→ **Dataset rows describing interfaces**
________________

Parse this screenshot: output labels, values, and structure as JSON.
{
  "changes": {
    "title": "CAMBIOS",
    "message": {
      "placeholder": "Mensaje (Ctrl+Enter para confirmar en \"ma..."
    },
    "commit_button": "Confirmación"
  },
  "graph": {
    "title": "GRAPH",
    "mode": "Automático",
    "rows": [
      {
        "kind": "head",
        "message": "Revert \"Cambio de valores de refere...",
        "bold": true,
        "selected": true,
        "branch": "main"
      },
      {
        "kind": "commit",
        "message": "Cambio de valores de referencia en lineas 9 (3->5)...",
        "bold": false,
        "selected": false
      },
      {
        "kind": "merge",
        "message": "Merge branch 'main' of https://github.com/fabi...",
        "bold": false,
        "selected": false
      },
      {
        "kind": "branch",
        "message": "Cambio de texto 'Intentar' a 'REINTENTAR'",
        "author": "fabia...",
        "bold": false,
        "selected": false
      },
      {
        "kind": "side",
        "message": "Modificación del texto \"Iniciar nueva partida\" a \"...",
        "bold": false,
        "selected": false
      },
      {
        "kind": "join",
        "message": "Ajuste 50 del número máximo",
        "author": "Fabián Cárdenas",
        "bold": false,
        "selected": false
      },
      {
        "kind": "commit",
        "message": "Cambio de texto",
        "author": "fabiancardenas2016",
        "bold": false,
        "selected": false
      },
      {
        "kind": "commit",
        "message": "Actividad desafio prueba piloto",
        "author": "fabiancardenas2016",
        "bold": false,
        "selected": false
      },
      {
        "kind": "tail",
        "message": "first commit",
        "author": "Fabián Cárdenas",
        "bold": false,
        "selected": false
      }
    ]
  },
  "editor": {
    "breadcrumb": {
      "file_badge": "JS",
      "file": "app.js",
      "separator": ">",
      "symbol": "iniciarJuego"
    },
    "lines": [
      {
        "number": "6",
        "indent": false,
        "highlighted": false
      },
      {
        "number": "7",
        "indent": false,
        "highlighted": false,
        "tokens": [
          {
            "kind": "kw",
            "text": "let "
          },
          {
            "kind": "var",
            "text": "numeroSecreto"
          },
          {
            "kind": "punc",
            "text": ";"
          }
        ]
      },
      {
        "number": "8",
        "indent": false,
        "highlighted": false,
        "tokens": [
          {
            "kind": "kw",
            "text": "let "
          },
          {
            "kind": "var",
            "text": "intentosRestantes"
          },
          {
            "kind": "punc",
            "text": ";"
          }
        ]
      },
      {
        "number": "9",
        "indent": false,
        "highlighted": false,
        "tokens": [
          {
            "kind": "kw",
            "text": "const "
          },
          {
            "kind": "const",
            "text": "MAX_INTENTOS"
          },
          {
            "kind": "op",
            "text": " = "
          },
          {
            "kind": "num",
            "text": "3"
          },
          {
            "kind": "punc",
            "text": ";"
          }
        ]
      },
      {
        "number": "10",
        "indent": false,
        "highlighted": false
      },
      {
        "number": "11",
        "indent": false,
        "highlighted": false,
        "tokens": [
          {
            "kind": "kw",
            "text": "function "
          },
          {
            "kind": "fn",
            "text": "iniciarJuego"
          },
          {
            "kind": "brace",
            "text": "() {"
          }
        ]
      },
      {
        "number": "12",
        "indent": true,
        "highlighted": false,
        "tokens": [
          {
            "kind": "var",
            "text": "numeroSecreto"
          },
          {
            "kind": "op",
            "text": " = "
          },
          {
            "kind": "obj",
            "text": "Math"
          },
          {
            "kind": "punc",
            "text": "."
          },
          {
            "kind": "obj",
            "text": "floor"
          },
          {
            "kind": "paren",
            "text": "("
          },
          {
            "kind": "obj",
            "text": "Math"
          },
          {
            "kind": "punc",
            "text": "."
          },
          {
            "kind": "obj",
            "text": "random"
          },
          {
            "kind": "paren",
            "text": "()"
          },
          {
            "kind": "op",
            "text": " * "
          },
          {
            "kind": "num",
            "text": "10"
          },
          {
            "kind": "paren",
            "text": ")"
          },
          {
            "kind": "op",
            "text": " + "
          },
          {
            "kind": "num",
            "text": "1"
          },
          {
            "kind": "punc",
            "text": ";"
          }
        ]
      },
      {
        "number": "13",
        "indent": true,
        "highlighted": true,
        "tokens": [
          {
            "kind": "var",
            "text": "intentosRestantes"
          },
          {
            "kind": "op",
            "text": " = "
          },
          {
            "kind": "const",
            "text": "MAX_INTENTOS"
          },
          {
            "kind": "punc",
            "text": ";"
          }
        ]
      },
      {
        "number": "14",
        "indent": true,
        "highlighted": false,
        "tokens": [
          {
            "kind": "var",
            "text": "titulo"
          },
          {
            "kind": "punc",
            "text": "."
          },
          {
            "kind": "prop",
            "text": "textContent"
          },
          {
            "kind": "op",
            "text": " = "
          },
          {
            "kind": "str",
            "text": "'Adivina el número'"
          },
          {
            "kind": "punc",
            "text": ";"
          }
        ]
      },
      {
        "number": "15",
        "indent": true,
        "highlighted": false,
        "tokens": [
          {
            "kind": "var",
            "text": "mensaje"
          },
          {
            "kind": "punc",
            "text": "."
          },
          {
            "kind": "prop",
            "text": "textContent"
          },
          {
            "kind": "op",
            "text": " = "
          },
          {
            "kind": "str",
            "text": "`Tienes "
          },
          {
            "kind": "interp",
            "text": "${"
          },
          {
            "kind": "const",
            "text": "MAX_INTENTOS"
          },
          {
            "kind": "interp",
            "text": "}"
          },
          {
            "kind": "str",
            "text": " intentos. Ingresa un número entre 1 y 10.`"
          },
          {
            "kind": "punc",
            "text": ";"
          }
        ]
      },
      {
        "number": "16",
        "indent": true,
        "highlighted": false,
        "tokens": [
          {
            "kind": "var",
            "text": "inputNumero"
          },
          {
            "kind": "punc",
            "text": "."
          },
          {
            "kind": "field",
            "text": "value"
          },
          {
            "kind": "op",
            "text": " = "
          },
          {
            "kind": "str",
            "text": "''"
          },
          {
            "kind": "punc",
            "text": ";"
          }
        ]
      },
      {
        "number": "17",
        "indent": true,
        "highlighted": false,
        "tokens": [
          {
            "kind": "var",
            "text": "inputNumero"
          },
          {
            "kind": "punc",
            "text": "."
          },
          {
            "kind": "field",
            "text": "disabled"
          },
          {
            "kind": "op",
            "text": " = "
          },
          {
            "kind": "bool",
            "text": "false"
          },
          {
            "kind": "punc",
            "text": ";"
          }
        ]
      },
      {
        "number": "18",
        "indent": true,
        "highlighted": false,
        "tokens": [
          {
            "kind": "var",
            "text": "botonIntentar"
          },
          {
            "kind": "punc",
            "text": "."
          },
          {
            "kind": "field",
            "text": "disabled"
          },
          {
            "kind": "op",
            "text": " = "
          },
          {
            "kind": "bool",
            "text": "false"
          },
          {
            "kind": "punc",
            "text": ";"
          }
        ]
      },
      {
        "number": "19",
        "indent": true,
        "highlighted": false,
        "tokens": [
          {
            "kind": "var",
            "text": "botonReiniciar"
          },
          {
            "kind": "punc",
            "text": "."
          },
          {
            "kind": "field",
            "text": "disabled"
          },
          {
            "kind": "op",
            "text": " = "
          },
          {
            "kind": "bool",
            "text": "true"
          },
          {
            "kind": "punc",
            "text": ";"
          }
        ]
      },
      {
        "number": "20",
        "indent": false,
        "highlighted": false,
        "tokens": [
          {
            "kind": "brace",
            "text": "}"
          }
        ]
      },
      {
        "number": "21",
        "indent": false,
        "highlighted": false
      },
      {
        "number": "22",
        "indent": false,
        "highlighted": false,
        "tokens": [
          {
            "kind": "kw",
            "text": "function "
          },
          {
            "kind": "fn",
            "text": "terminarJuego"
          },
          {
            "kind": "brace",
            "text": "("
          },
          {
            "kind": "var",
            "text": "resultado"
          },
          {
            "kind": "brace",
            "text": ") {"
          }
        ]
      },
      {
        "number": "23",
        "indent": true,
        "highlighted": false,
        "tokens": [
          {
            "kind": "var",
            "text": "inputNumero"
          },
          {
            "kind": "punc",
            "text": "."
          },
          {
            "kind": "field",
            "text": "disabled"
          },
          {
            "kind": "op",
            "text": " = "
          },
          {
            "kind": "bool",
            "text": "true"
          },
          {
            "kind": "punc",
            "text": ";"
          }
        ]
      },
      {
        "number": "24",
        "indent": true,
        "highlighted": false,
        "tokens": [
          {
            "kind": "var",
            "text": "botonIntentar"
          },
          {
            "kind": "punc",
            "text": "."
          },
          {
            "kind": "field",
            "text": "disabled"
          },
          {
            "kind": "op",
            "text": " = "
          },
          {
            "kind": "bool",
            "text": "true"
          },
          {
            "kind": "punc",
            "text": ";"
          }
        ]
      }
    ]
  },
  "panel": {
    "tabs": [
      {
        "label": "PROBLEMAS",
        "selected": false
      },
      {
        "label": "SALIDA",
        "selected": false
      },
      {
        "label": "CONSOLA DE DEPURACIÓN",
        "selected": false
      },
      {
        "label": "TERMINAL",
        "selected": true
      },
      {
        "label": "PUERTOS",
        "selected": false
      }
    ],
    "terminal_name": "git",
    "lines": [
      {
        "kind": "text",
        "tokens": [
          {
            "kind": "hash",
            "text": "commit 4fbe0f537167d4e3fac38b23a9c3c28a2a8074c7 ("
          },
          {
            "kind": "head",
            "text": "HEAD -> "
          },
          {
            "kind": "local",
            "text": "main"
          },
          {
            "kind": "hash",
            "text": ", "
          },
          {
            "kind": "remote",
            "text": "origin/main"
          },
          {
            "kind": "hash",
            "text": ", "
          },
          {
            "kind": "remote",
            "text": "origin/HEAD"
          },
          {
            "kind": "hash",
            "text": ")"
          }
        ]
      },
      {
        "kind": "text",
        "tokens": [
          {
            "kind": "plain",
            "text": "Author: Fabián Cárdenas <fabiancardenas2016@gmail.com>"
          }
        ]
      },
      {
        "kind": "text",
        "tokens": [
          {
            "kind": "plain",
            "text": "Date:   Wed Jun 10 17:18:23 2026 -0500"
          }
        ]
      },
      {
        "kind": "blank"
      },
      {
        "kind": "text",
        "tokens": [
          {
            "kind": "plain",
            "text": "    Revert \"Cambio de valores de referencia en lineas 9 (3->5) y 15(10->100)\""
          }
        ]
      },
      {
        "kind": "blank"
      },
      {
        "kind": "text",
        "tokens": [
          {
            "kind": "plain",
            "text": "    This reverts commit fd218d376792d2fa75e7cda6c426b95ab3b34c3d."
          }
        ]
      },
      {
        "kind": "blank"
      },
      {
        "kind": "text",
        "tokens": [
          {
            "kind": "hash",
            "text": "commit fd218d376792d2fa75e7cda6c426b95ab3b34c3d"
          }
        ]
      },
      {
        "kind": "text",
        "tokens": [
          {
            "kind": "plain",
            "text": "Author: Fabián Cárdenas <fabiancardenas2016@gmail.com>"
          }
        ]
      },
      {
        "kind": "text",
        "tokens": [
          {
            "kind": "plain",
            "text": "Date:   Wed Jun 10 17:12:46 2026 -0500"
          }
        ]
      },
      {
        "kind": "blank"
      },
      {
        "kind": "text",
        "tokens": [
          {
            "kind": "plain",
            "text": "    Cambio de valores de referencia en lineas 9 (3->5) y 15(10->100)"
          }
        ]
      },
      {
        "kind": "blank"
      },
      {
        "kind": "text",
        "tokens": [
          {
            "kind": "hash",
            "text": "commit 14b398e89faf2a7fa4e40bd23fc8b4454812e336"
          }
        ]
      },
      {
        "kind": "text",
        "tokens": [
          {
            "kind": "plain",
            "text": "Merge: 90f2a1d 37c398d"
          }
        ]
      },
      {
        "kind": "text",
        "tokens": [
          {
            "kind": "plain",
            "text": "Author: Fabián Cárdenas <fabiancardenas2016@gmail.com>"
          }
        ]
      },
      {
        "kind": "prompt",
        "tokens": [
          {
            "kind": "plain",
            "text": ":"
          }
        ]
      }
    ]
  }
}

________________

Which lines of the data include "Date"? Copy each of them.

            "text": "Date:   Wed Jun 10 17:18:23 2026 -0500"
            "text": "Date:   Wed Jun 10 17:12:46 2026 -0500"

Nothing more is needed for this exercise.